What you will do ▸ Check each line of the records below for the string "세금계산서", then state how many lines contain it, with no other output.

Input data ▸
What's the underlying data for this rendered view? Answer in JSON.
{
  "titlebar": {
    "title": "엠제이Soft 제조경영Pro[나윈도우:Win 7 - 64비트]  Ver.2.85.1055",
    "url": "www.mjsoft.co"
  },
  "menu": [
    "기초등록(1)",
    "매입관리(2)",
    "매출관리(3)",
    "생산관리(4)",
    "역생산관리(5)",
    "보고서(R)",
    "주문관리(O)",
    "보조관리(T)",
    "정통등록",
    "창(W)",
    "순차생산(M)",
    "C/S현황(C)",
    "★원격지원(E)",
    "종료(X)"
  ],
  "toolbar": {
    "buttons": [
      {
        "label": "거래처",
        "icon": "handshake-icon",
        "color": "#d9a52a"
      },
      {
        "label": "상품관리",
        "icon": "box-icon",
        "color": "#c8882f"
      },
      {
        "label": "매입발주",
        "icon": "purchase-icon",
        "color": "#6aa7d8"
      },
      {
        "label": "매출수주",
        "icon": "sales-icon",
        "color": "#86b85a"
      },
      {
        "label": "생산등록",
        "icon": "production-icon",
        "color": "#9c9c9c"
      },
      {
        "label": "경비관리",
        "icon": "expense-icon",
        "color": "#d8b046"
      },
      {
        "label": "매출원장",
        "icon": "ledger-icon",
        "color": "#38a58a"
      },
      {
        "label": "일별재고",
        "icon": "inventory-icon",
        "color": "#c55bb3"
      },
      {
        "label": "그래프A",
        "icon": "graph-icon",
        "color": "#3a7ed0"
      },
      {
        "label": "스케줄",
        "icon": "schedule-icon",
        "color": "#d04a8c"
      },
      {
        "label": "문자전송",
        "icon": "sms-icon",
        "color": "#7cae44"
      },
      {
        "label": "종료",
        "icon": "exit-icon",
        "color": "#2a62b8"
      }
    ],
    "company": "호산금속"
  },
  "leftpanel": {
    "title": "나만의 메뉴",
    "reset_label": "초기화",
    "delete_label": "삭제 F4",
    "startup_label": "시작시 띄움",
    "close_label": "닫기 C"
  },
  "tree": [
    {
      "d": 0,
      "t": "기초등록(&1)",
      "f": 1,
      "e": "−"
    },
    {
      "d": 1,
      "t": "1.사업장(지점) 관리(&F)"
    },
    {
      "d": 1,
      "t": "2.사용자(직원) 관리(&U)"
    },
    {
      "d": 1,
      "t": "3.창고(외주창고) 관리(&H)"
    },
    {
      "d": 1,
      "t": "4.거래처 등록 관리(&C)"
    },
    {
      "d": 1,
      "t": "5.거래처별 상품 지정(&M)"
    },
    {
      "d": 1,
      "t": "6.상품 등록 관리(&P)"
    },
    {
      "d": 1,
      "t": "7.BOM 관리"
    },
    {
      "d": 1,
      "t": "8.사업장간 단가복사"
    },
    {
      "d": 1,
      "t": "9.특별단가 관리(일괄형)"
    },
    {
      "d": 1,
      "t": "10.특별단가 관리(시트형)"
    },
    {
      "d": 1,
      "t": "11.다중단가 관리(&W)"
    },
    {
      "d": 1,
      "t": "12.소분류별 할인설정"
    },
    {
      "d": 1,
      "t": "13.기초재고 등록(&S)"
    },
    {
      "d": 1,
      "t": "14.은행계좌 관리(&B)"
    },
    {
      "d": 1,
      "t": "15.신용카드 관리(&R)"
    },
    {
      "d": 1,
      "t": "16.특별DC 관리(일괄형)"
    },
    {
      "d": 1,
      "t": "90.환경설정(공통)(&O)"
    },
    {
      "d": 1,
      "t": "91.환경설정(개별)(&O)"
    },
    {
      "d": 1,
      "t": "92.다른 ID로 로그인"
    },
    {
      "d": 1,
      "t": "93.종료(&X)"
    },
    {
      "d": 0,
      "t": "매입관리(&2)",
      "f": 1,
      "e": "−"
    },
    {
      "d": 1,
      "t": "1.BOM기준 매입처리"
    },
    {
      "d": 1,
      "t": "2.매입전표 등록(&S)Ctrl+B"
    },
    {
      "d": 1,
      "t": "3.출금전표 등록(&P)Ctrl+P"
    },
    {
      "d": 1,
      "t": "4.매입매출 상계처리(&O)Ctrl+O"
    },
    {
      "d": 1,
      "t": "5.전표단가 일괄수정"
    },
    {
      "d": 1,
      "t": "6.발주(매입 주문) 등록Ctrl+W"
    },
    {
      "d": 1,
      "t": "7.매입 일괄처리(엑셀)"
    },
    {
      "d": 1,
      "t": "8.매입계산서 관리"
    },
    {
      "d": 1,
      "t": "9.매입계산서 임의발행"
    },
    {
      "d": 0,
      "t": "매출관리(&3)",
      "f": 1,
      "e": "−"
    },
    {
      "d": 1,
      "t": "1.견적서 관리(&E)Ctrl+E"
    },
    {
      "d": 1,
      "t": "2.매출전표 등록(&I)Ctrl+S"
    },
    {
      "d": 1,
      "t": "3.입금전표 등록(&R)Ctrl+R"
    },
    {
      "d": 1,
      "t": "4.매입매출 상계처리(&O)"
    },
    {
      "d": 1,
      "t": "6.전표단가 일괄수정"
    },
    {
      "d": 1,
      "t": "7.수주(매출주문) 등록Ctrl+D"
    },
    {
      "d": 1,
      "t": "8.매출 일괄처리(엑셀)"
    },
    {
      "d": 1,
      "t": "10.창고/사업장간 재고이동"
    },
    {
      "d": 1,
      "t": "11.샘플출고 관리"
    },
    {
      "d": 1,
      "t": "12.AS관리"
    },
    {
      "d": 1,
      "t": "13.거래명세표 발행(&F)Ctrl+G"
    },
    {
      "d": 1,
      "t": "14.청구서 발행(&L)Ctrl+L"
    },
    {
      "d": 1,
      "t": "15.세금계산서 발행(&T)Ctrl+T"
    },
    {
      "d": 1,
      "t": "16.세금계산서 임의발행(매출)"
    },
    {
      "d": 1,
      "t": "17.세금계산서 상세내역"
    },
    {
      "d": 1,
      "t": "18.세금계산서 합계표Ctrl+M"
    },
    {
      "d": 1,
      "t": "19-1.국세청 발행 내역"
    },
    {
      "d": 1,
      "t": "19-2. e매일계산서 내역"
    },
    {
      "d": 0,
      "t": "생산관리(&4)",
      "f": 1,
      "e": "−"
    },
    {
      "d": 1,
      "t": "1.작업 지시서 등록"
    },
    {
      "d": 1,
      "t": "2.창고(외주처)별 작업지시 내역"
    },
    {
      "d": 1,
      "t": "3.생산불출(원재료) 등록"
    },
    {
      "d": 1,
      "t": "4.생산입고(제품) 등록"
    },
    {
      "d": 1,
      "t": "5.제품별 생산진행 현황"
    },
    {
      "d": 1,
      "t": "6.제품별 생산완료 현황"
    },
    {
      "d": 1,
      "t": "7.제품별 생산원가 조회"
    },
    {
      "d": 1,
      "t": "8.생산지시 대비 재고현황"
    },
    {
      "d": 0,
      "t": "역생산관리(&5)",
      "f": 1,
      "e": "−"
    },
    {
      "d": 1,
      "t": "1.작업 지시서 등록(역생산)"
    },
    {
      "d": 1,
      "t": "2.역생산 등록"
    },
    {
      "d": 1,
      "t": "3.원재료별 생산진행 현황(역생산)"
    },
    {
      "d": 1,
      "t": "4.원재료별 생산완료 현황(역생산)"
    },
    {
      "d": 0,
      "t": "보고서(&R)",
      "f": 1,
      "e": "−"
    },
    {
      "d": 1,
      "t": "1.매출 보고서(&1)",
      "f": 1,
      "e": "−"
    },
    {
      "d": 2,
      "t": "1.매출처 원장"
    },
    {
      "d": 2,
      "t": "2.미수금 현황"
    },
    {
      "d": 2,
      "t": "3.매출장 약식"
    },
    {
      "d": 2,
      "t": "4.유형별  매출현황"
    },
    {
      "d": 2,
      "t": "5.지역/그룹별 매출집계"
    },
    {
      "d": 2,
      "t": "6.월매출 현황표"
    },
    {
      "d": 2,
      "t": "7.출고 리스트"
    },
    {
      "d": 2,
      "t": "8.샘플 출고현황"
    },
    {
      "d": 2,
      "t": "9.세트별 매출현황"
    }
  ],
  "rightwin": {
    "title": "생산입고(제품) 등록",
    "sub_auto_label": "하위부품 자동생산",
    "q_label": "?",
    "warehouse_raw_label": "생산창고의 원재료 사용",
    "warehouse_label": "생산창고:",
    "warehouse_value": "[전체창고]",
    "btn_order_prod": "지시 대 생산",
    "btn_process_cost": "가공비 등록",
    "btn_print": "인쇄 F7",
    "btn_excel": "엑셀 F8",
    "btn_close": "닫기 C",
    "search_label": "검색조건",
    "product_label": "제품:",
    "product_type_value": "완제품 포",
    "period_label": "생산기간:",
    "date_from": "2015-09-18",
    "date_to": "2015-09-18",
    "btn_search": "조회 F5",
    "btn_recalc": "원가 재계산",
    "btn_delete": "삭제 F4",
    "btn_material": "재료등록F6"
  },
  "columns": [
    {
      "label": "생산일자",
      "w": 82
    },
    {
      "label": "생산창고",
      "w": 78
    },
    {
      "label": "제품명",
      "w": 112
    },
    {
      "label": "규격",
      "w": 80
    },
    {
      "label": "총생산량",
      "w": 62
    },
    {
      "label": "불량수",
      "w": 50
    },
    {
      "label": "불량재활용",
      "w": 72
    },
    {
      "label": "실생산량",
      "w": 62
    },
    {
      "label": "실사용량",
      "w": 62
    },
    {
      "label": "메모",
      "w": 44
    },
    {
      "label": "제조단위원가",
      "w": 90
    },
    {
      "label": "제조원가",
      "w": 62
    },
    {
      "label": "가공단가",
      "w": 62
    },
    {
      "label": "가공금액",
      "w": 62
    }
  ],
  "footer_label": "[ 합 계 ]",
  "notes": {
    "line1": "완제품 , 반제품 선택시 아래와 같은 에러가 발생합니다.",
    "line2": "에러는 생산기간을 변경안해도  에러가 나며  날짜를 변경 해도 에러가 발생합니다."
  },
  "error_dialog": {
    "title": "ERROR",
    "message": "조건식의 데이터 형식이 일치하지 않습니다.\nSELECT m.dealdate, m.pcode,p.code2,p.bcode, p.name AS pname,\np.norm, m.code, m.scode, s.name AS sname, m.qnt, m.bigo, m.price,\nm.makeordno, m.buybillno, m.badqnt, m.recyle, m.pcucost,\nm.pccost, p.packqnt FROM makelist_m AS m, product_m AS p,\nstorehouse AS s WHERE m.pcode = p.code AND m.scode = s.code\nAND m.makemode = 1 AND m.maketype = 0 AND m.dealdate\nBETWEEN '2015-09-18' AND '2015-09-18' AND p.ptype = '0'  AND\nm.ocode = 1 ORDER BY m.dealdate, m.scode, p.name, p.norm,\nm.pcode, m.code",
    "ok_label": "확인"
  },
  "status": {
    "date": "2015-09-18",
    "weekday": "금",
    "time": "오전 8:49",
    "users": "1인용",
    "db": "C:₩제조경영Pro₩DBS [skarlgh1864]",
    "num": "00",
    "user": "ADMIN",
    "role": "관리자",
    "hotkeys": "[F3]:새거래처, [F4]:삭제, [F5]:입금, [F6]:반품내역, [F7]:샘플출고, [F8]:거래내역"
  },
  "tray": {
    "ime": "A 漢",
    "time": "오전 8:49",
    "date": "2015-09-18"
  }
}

Solution to the exercise ▸ 4